- **Action item**
Every record below must be written out exactly. Leave out the pictures.
== == ==
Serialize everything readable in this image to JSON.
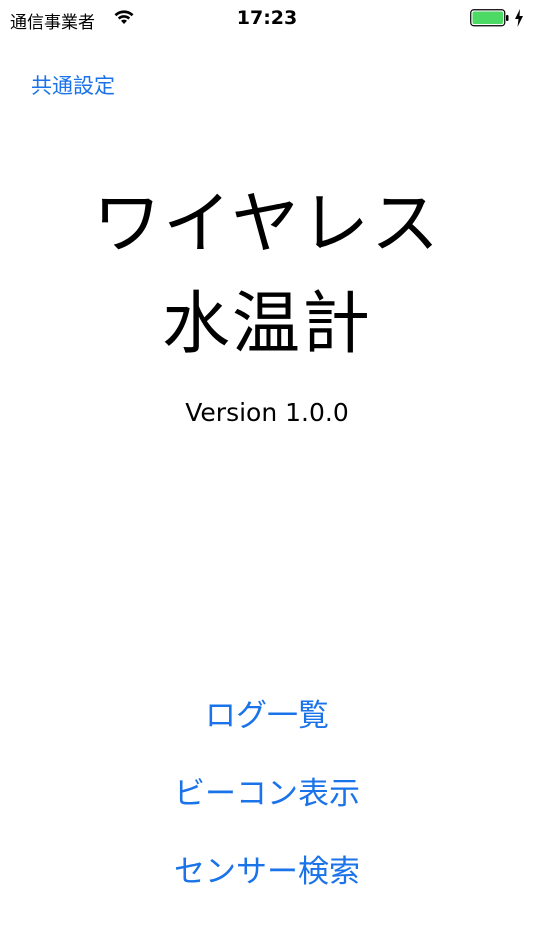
{
  "status_bar": {
    "carrier": "通信事業者",
    "time": "17:23",
    "wifi_icon": "wifi-icon",
    "battery_icon": "battery-icon",
    "charging_icon": "charging-bolt-icon",
    "battery_color": "#4cd964"
  },
  "nav": {
    "settings_label": "共通設定"
  },
  "app": {
    "title_line1": "ワイヤレス",
    "title_line2": "水温計",
    "version": "Version 1.0.0"
  },
  "menu": {
    "log_label": "ログ一覧",
    "beacon_label": "ビーコン表示",
    "sensor_label": "センサー検索"
  },
  "colors": {
    "accent": "#1a73e8",
    "text": "#000000",
    "background": "#ffffff"
  }
}
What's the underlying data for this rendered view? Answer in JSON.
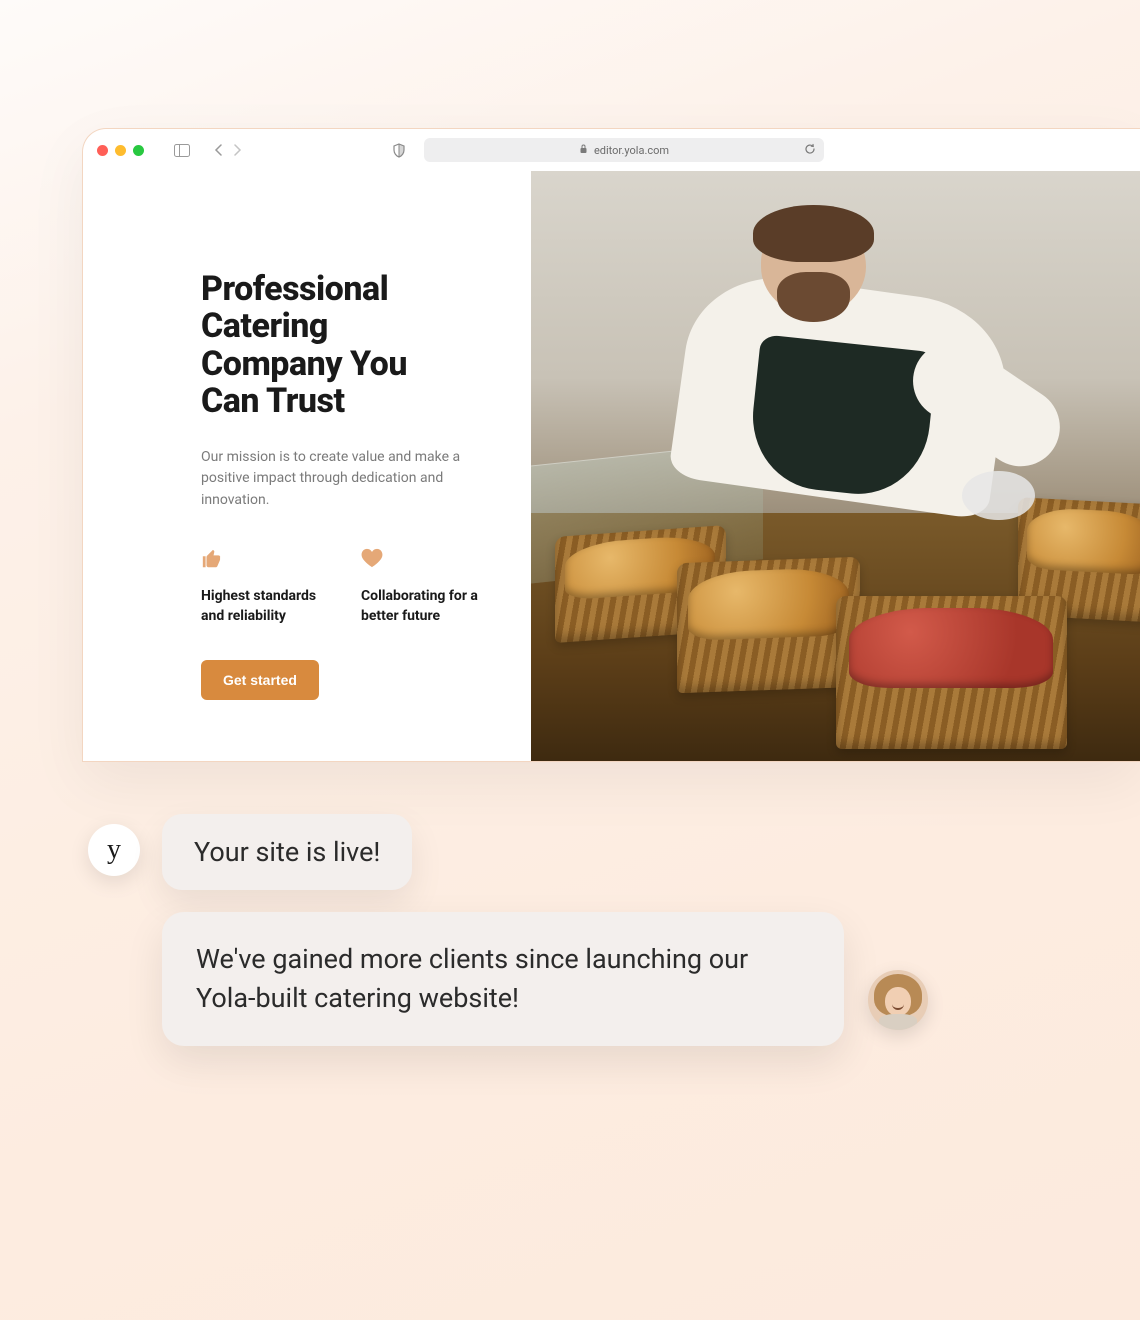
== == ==
- **Problem solution**
Serialize everything readable in this image to JSON.
{
  "status_bar": {
    "carrier": "通信事業者",
    "time": "17:23",
    "wifi_icon": "wifi-icon",
    "battery_icon": "battery-icon",
    "charging_icon": "charging-bolt-icon",
    "battery_color": "#4cd964"
  },
  "nav": {
    "settings_label": "共通設定"
  },
  "app": {
    "title_line1": "ワイヤレス",
    "title_line2": "水温計",
    "version": "Version 1.0.0"
  },
  "menu": {
    "log_label": "ログ一覧",
    "beacon_label": "ビーコン表示",
    "sensor_label": "センサー検索"
  },
  "colors": {
    "accent": "#1a73e8",
    "text": "#000000",
    "background": "#ffffff"
  }
}
What's the underlying data for this rendered view? Answer in JSON.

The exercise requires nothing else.